Tomato (Solanum lycopersicum), as an important economical vegetable, is often infected with Rhizoctonia solani, which results in a substantial reduction in production. Therefore, the molecular mechanism of biocontrol microorganisms assisting tomato to resist pathogens is worth exploring. Here, we use Bacillus amyloliquefaciens SN16-1 as biocontrol bacteria, and employed RNA-Seq technology to study tomato gene and defense-signaling pathways expression. Gene Ontology (GO) analyses showed that an oxidation-reduction process, peptidase regulator activity, and oxidoreductase activity were predominant. Kyoto Encyclopedia of Genes and Genomes (KEGG) analyses showed that phenylpropanoid biosynthesis, biosynthesis of unsaturated fatty acids, aldosterone synthesis and secretion, and phototransduction were significantly enriched. SN16-1 activated defenses in the tomato via systemic-acquired resistance (which depends on the salicylic acid signaling pathway), rather than classic induction of systemic resistance. The genes induced by SN16-1 included transcription factors, plant hormones (ethylene, auxin, abscisic acid, and gibberellin), receptor-like kinases, heat shock proteins, and defense proteins. SN16-1 rarely activated pathogenesis-related proteins, but most pathogenesis-related proteins were induced in the presence of the pathogens. In addition, the molecular mechanisms of the response of tomatoes to SN16-1 and R. solani RS520 were significantly different.

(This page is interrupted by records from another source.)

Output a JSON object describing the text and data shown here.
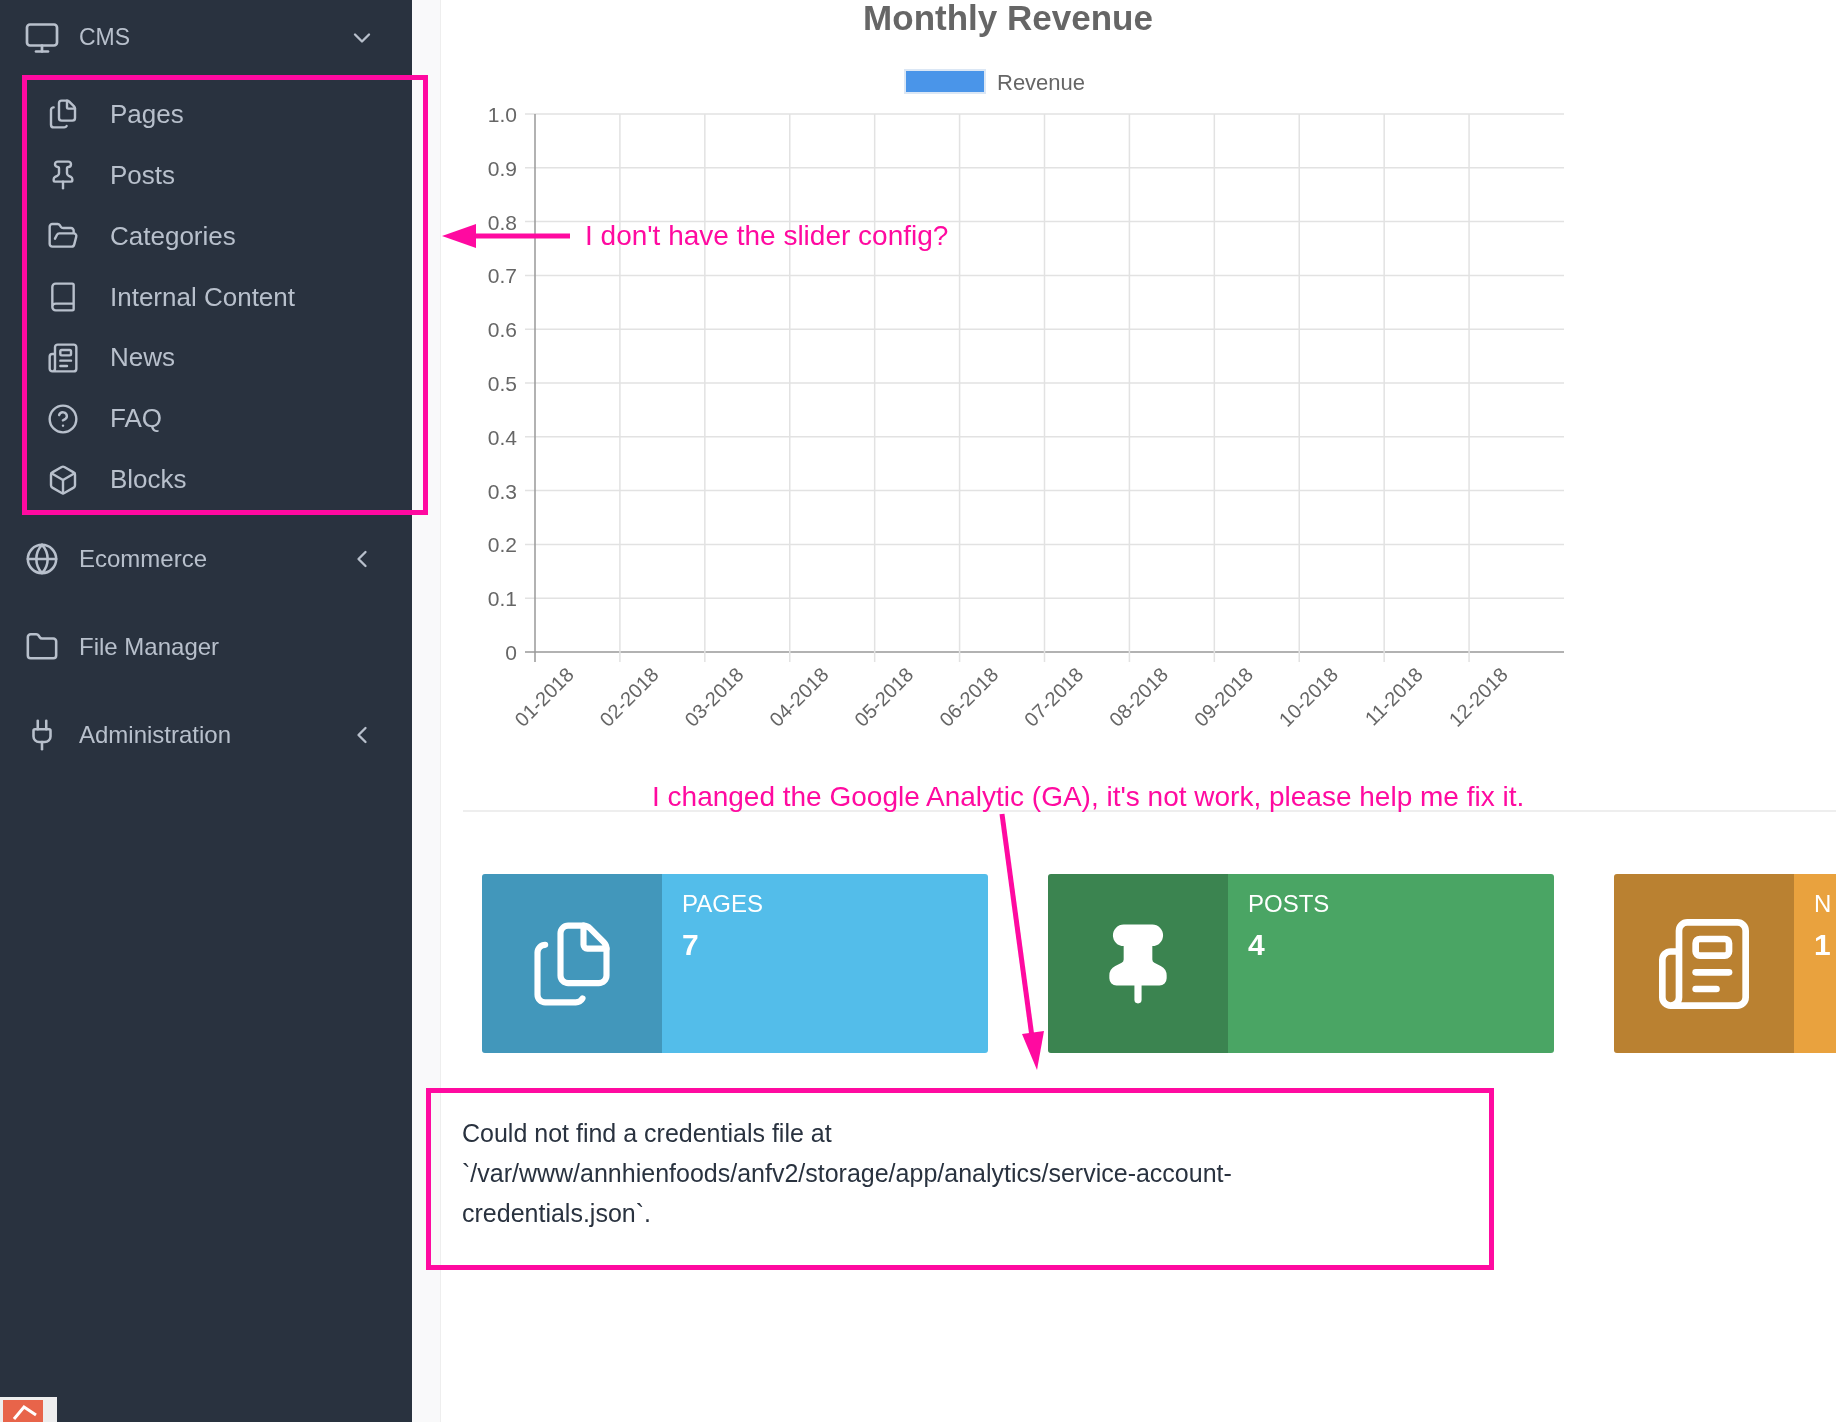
{
  "sidebar": {
    "items": [
      {
        "label": "CMS",
        "kind": "cms",
        "expanded": true,
        "children": [
          {
            "label": "Pages",
            "kind": "pages"
          },
          {
            "label": "Posts",
            "kind": "posts"
          },
          {
            "label": "Categories",
            "kind": "categories"
          },
          {
            "label": "Internal Content",
            "kind": "internal"
          },
          {
            "label": "News",
            "kind": "news"
          },
          {
            "label": "FAQ",
            "kind": "faq"
          },
          {
            "label": "Blocks",
            "kind": "blocks"
          }
        ]
      },
      {
        "label": "Ecommerce",
        "kind": "ecommerce",
        "expanded": false
      },
      {
        "label": "File Manager",
        "kind": "files"
      },
      {
        "label": "Administration",
        "kind": "admin",
        "expanded": false
      }
    ]
  },
  "chart": {
    "chart_data": {
      "type": "line",
      "title": "Monthly Revenue",
      "categories": [
        "01-2018",
        "02-2018",
        "03-2018",
        "04-2018",
        "05-2018",
        "06-2018",
        "07-2018",
        "08-2018",
        "09-2018",
        "10-2018",
        "11-2018",
        "12-2018"
      ],
      "series": [
        {
          "name": "Revenue",
          "color": "#4a95e9",
          "values": [
            null,
            null,
            null,
            null,
            null,
            null,
            null,
            null,
            null,
            null,
            null,
            null
          ]
        }
      ],
      "ylim": [
        0,
        1
      ],
      "grid": true,
      "yticks": [
        0,
        0.1,
        0.2,
        0.3,
        0.4,
        0.5,
        0.6,
        0.7,
        0.8,
        0.9,
        {
          "value": 1,
          "label": "1.0"
        }
      ]
    }
  },
  "cards": [
    {
      "kind": "pages",
      "label": "PAGES",
      "value": "7",
      "color": "#53bdea"
    },
    {
      "kind": "posts",
      "label": "POSTS",
      "value": "4",
      "color": "#4aa564"
    },
    {
      "kind": "news",
      "label": "N",
      "value": "1",
      "color": "#e9a23e"
    }
  ],
  "error": {
    "text": "Could not find a credentials file at `/var/www/annhienfoods/anfv2/storage/app/analytics/service-account-credentials.json`."
  },
  "annotations": [
    {
      "text": "I don't have the slider config?"
    },
    {
      "text": "I changed the Google Analytic (GA), it's not work, please help me fix it."
    }
  ]
}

Keywords: RAN-Seq; beneficial bacteria; biocontrol; plant defense; plant–microbe interaction.